** Opening GIVEN RECORDS block **

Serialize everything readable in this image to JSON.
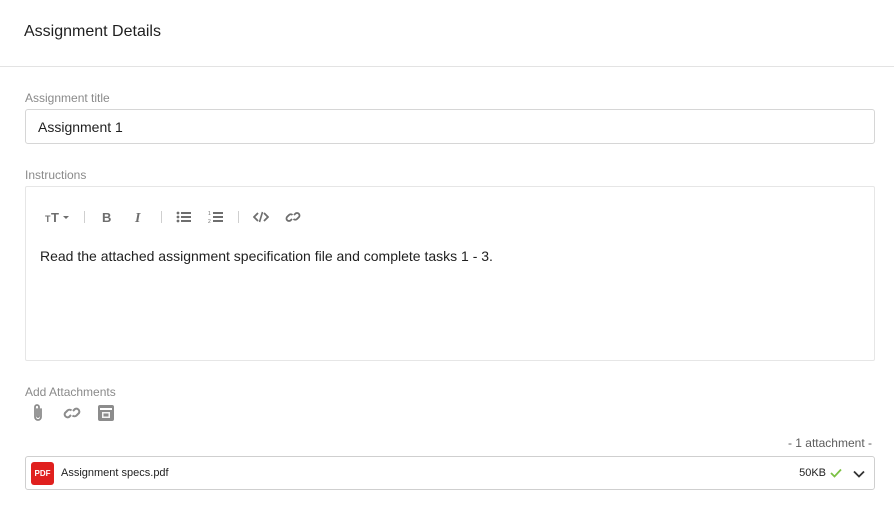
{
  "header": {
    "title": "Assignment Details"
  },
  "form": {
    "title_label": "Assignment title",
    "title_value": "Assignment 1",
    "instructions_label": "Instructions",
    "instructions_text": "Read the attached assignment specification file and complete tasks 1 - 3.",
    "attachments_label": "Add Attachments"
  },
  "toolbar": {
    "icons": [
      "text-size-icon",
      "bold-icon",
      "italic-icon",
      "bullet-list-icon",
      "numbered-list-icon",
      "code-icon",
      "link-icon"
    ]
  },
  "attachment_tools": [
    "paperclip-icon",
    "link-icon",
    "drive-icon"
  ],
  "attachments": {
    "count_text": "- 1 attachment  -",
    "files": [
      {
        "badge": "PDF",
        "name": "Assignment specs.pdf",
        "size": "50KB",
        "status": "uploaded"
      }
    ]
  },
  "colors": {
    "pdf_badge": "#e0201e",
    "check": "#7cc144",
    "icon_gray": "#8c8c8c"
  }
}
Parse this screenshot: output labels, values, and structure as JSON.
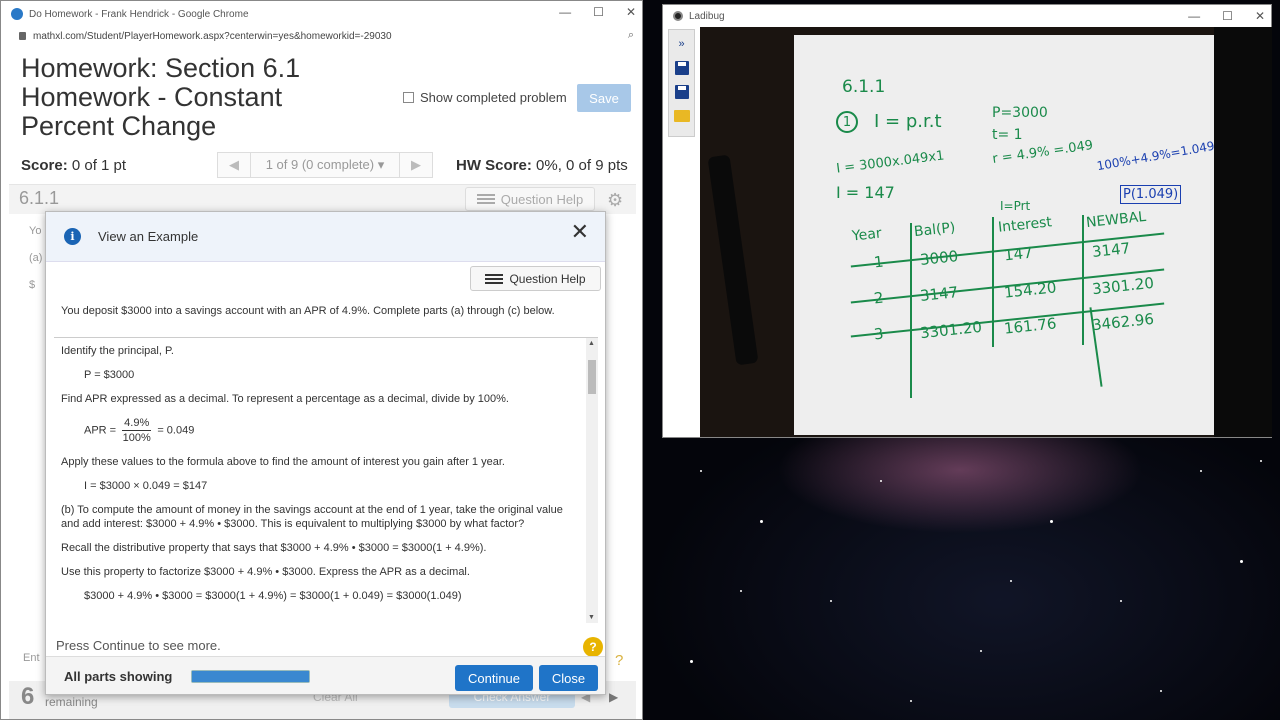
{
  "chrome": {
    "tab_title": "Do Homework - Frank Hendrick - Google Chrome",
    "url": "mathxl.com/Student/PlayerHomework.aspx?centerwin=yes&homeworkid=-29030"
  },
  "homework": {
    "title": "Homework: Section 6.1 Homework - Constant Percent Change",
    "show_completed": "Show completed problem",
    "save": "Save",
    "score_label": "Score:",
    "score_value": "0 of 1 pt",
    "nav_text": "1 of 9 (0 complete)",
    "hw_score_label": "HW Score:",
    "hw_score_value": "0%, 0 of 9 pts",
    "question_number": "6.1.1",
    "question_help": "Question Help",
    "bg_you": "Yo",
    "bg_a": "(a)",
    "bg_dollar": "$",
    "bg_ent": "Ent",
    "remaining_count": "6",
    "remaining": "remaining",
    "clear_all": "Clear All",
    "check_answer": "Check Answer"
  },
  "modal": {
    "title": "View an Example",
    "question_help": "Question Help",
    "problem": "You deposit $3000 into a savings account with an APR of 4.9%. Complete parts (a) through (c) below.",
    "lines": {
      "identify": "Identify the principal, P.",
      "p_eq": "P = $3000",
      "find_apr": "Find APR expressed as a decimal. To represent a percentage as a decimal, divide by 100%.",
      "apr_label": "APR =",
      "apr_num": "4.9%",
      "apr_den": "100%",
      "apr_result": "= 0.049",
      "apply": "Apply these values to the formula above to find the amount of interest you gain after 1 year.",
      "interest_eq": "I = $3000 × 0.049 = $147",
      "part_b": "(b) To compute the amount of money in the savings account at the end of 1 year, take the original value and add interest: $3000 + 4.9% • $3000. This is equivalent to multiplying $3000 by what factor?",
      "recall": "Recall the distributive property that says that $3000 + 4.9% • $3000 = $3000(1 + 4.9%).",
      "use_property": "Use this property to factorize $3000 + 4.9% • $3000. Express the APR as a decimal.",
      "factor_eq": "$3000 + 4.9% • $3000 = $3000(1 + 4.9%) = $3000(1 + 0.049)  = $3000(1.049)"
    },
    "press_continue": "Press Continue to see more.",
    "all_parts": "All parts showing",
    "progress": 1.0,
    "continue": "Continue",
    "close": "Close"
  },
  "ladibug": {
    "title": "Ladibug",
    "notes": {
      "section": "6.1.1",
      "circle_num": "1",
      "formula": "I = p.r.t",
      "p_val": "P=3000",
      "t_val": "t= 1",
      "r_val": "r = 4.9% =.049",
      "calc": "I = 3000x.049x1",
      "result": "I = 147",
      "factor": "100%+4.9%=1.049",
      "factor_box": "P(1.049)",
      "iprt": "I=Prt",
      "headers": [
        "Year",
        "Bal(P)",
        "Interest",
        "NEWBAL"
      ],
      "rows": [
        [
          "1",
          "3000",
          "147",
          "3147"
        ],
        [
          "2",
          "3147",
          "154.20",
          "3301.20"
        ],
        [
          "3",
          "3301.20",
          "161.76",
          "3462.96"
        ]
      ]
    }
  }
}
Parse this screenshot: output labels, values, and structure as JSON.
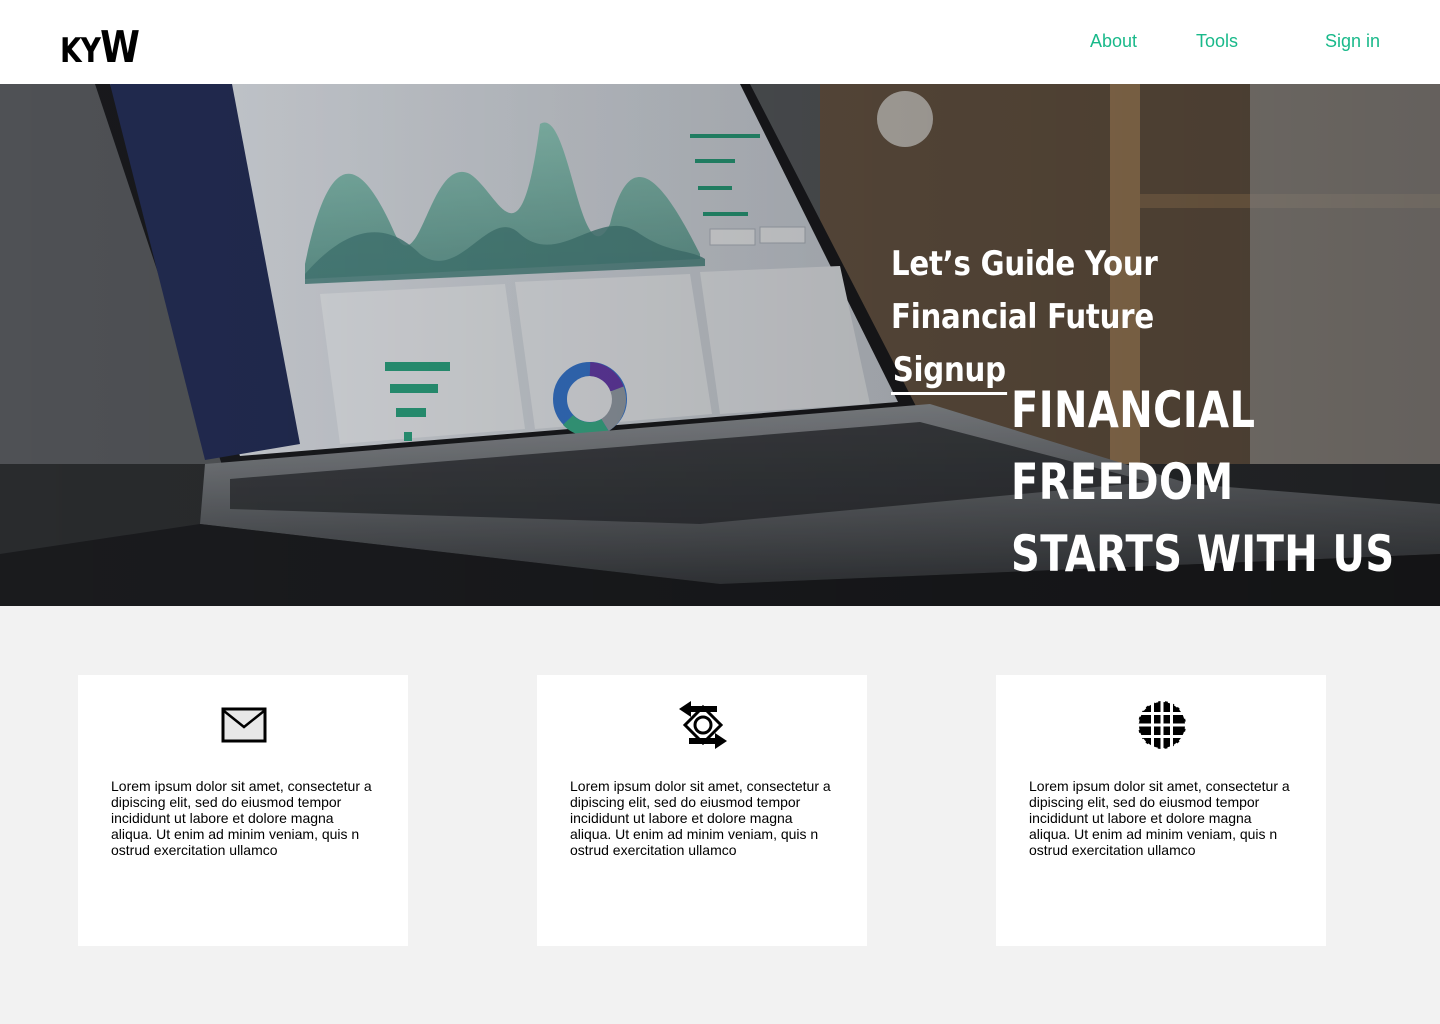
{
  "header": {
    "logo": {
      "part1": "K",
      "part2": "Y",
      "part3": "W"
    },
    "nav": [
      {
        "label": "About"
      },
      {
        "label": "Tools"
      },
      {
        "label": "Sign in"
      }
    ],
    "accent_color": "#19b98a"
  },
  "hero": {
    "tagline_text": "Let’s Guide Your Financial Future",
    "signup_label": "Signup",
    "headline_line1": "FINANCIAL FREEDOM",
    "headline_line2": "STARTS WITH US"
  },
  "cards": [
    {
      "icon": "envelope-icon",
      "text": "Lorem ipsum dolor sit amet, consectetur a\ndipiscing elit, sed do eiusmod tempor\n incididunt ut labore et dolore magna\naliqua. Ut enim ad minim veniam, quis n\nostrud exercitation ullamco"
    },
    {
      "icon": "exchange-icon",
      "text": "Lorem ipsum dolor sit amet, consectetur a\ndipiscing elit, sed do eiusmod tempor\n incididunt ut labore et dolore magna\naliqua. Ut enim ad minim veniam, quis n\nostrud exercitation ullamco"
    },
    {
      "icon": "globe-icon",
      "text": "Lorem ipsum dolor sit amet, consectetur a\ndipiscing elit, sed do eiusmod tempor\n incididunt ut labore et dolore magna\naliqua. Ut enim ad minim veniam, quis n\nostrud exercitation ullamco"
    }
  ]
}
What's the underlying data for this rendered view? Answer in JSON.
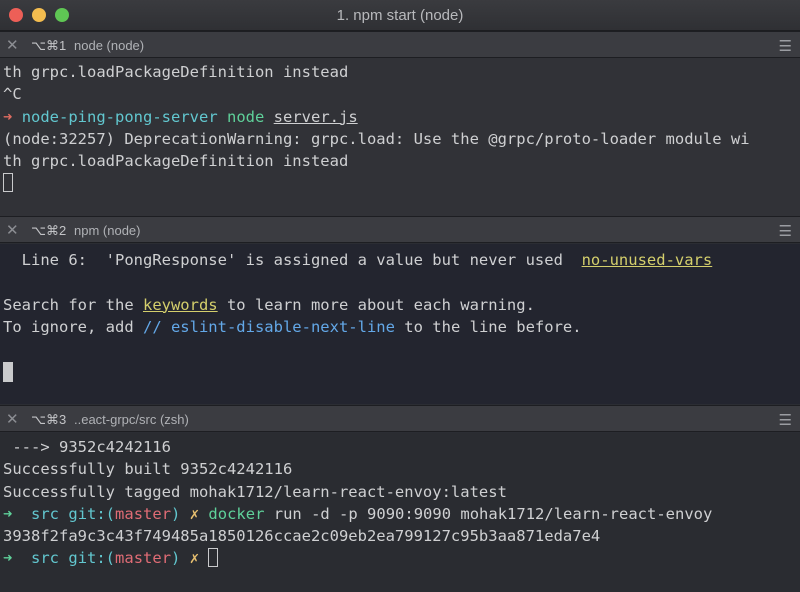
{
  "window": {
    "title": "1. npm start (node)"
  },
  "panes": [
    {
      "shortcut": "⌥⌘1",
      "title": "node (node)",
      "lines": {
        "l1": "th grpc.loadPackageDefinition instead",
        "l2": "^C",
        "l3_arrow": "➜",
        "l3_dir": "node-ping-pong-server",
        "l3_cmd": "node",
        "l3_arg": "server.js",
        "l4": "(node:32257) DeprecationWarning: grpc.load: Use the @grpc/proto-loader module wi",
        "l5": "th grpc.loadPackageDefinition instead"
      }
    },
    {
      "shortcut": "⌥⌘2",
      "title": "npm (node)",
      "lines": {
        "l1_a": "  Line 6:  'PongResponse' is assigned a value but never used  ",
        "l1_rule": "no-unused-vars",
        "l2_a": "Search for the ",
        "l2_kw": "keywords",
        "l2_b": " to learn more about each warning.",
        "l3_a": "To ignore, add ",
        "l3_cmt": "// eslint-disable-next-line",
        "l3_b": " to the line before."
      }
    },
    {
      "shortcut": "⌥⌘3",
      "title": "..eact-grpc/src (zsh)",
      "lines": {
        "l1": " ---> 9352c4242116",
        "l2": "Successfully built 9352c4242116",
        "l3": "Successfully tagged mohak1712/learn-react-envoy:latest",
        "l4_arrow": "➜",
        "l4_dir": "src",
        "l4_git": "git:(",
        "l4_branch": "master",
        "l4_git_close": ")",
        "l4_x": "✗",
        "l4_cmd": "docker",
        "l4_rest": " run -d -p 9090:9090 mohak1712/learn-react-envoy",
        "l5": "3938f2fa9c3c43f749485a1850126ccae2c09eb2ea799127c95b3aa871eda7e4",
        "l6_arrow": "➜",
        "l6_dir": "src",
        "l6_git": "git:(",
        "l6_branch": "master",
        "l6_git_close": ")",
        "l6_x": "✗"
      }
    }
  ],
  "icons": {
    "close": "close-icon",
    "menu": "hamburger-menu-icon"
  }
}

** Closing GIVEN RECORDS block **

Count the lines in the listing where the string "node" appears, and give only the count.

6